'''

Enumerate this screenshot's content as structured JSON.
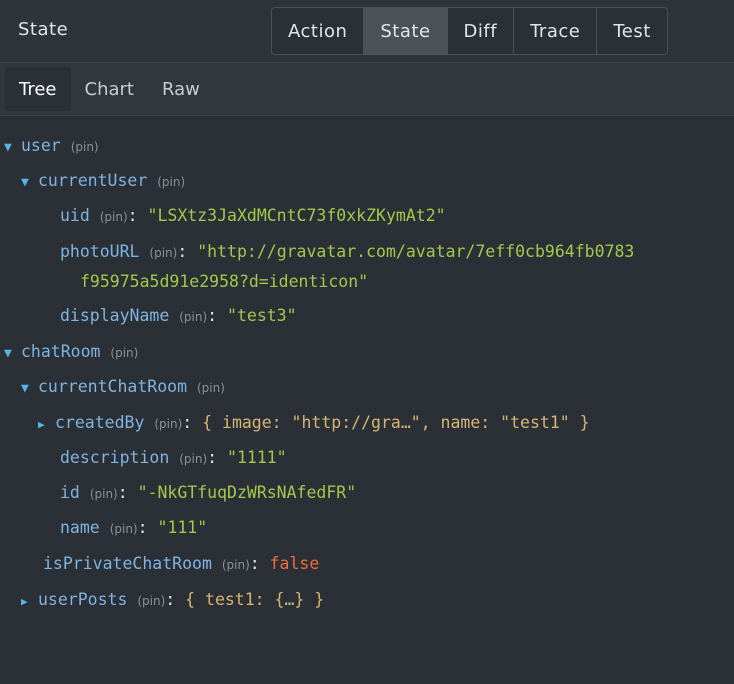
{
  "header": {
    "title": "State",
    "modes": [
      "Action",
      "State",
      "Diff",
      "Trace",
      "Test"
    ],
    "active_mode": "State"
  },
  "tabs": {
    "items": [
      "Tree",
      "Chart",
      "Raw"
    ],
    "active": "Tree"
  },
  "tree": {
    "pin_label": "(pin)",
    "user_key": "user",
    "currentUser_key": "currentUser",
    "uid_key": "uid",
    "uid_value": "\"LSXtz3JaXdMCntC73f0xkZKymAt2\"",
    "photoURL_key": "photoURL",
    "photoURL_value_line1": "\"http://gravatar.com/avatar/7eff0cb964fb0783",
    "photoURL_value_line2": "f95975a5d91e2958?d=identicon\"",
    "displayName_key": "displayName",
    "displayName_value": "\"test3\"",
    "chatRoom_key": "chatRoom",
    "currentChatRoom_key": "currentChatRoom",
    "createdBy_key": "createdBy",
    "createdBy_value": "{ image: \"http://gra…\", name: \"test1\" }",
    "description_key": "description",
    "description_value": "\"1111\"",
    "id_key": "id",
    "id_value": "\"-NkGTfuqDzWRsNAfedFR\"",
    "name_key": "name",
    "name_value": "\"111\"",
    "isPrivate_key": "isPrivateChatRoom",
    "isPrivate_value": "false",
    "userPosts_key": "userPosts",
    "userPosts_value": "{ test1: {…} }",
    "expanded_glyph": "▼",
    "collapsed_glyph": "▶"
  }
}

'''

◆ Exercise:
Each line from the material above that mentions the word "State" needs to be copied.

◆ Solution below:
    "title": "State",
      "State",
    "active_mode": "State"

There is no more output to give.